BRIEF >> Across the records below, report how many lines include the word "icon", stating the number alone.

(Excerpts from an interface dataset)
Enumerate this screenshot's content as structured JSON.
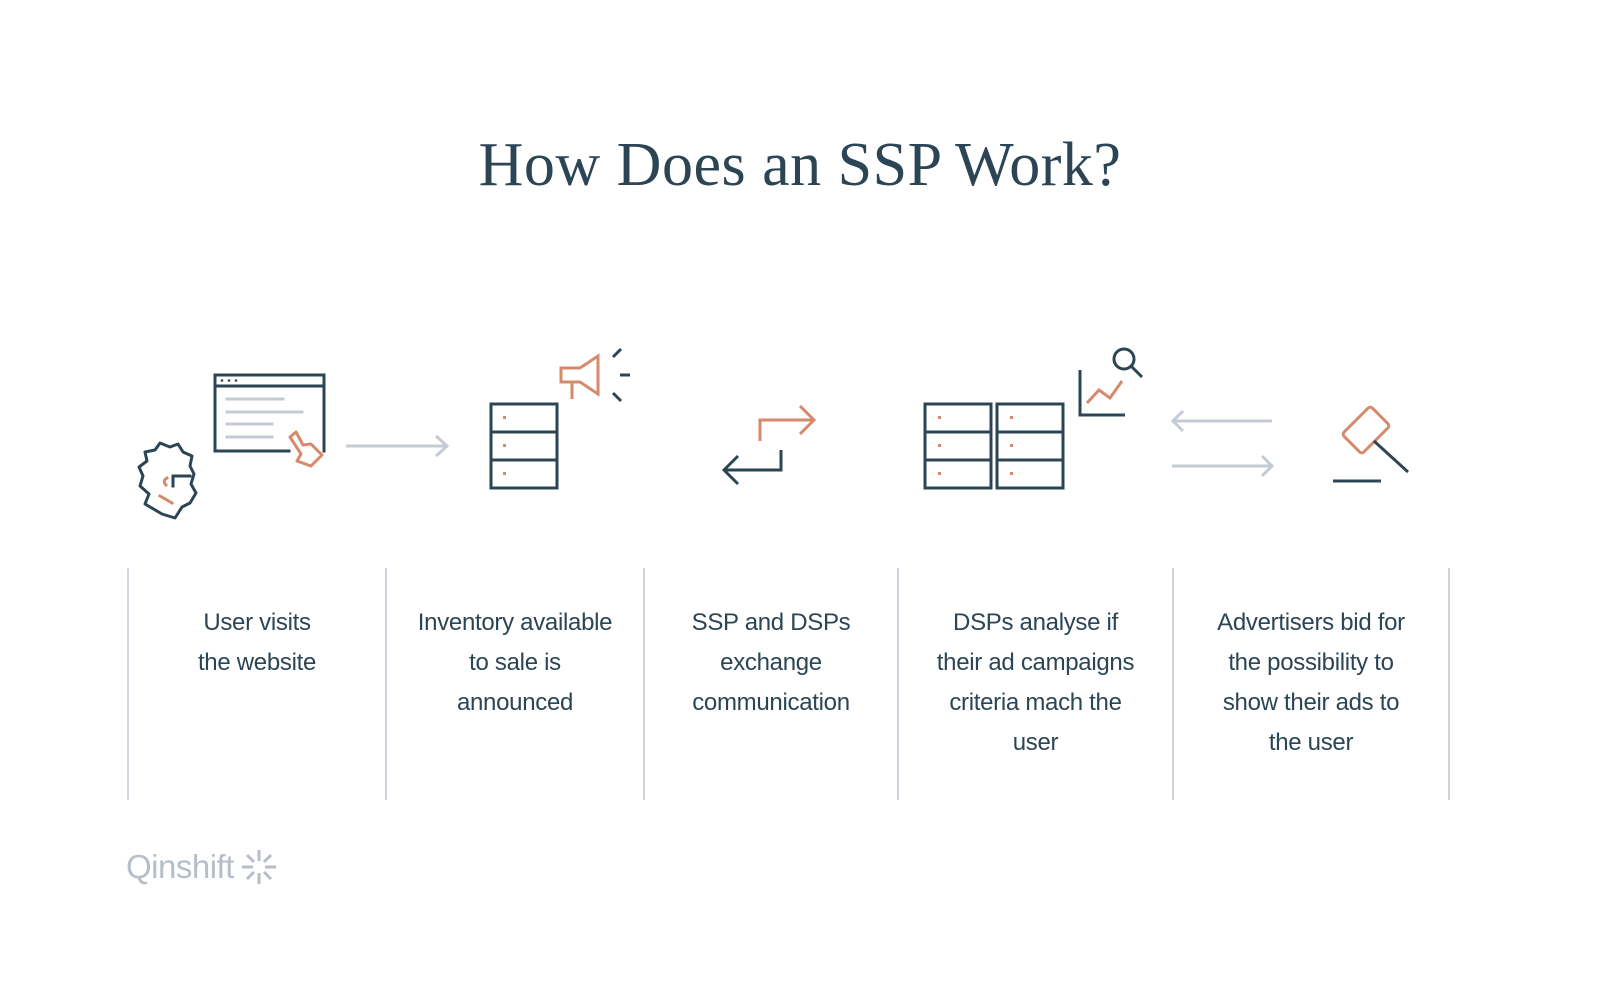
{
  "title": "How Does an SSP Work?",
  "colors": {
    "dark": "#2b4555",
    "accent": "#d68a6c",
    "muted": "#c5cbd5",
    "divider": "#cfd5de"
  },
  "steps": [
    {
      "id": 1,
      "icon": "user-visits-website-icon",
      "text": "User visits\nthe website"
    },
    {
      "id": 2,
      "icon": "inventory-announce-icon",
      "text": "Inventory available\nto sale is\nannounced"
    },
    {
      "id": 3,
      "icon": "exchange-arrows-icon",
      "text": "SSP and DSPs\nexchange\ncommunication"
    },
    {
      "id": 4,
      "icon": "dsp-analysis-icon",
      "text": "DSPs analyse if\ntheir ad campaigns\ncriteria mach the\nuser"
    },
    {
      "id": 5,
      "icon": "auction-gavel-icon",
      "text": "Advertisers bid for\nthe possibility to\nshow their ads to\nthe user"
    }
  ],
  "logo": {
    "text": "Qinshift",
    "icon": "sparkle-icon"
  }
}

ANSWER TO THIS TASK >> 6